The motto was originally a war cry or slogan. Mottoes first began to be shown with arms in the 14th and 15th centuries, but were not in general use until the 17th century. Thus the oldest coats of arms generally do not include a motto. Mottoes seldom form part of the grant of arms: Under most heraldic authorities, a motto is an optional component of the coat of arms, and can be added to or changed at will; many families have chosen not to display a motto.
Motto: Sanguis et vulnera
Motto Translation: Blood and wounds.
- ^ Harrison, Henry, Surnames of the United Kingdom: A Concise Etymological Dictionary Baltimore: Geneological Publishing Company, 2013. Print
- ^ Lowe, Mark Anthony, Patronymica Britannica, A Dictionary of Family Names of the United Kingdom.

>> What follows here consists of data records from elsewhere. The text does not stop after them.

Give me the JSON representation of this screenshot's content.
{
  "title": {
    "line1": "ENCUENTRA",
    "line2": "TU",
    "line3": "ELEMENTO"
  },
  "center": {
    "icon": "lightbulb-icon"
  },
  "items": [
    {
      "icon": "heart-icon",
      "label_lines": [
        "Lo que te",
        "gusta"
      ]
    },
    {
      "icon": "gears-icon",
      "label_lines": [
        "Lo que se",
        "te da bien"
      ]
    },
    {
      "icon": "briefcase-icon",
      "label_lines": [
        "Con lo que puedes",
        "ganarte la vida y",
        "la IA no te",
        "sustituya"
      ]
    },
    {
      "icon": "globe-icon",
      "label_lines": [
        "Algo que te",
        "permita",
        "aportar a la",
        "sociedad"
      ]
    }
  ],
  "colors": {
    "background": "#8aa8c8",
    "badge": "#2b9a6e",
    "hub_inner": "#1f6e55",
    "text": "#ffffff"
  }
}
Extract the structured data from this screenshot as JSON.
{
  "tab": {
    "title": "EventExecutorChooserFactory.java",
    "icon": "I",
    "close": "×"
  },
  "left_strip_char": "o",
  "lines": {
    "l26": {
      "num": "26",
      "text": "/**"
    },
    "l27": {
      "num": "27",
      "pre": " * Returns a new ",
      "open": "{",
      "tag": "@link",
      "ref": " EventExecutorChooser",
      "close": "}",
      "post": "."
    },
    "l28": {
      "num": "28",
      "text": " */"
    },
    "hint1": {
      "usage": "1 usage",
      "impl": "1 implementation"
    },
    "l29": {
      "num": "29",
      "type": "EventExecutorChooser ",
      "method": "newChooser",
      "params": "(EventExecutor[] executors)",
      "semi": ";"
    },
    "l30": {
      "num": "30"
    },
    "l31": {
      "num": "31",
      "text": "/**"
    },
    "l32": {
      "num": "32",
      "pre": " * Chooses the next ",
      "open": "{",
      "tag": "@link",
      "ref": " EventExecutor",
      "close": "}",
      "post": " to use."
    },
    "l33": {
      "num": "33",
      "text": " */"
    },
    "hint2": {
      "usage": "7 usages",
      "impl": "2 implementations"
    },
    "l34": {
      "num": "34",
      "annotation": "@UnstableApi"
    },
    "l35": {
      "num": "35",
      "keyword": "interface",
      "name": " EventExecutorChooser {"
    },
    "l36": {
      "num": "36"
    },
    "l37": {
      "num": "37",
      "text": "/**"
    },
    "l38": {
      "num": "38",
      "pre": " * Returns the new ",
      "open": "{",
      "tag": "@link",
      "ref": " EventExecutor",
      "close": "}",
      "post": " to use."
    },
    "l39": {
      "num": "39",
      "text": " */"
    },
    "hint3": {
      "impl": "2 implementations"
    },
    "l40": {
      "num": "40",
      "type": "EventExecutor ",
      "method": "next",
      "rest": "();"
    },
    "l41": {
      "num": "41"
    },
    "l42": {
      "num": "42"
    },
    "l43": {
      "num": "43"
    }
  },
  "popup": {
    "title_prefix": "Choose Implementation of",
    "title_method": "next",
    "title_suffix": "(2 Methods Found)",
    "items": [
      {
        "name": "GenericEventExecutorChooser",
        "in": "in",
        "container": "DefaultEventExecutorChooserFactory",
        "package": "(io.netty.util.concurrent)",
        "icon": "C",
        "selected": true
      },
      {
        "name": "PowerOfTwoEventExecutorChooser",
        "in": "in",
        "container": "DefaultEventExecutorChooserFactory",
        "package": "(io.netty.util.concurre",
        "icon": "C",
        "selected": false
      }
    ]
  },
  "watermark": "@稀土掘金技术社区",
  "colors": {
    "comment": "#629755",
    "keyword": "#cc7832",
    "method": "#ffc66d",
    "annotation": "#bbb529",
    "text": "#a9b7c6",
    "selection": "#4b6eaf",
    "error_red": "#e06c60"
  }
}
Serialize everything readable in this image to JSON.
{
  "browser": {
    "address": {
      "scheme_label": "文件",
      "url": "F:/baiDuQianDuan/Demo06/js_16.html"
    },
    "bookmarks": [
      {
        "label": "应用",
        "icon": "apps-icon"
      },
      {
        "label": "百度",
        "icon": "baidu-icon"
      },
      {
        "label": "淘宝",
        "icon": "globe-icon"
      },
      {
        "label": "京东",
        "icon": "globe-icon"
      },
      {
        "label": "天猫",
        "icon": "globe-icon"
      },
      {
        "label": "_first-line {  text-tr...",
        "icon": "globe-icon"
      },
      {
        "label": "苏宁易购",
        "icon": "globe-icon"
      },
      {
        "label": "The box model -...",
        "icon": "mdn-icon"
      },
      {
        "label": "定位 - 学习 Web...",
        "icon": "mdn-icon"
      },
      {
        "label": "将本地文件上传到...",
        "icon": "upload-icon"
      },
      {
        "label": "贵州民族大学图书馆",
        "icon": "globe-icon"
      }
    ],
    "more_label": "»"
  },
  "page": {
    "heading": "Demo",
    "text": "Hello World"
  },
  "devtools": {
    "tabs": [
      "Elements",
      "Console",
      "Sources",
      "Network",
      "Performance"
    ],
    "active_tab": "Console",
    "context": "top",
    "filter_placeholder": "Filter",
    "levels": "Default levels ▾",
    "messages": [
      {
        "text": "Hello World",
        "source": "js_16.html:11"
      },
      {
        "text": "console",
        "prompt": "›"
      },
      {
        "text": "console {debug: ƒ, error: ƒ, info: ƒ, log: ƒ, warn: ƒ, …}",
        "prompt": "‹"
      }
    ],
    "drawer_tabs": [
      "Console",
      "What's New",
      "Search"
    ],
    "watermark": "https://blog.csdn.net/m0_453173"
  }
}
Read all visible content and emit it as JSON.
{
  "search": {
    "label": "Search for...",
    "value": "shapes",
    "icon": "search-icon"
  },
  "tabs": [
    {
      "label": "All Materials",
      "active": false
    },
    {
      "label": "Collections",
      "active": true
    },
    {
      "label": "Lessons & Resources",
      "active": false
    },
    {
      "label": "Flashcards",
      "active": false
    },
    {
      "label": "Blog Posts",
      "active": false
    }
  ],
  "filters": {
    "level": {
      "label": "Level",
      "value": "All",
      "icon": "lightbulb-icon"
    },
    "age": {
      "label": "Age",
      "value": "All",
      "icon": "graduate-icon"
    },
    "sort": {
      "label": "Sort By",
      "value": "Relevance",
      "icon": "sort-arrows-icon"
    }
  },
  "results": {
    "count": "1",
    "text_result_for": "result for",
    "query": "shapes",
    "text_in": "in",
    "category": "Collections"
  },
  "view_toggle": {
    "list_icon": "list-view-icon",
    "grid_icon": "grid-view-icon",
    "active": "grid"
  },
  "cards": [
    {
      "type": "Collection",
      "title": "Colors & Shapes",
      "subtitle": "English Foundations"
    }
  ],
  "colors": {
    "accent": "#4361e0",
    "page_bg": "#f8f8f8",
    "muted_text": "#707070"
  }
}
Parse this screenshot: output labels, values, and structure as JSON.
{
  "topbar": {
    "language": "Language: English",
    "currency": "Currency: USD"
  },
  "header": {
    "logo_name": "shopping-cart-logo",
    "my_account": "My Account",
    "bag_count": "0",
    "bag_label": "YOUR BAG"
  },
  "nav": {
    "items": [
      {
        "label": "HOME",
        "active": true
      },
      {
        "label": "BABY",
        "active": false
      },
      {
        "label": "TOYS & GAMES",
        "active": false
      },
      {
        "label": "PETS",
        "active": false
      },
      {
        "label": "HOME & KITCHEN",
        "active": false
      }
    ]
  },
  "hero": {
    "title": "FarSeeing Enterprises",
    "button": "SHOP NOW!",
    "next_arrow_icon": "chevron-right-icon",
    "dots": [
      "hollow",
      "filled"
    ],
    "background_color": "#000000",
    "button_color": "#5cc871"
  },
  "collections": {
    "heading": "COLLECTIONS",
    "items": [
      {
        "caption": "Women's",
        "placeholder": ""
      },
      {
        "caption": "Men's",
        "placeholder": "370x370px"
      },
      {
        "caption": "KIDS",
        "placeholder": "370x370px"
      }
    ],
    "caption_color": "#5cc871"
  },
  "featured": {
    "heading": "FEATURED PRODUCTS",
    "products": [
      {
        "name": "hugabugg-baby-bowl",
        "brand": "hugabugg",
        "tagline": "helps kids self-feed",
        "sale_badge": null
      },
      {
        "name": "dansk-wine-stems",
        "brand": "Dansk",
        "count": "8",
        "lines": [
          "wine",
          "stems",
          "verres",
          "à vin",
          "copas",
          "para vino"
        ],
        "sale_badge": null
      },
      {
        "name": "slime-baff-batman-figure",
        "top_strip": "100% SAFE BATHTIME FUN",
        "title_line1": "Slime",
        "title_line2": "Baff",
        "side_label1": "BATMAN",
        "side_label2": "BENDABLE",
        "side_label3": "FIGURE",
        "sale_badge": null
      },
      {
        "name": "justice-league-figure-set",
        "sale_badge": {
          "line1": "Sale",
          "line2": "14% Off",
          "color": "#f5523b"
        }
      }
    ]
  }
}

London: John Russel Smith, 1860. Print.
- ^ Bardsley, C.W, A Dictionary of English and Welsh Surnames: With Special American Instances. Wiltshire: Heraldry Today, 1901. Print. (ISBN 0-900455-44-6)
- ^ Dickinson, F.H., Kirby's Quest for Somerset of 16th of Edward the 3rd London: Harrison and Sons, Printers in Ordinary to Her Majesty, St, Martin's Lane, 1889. Print.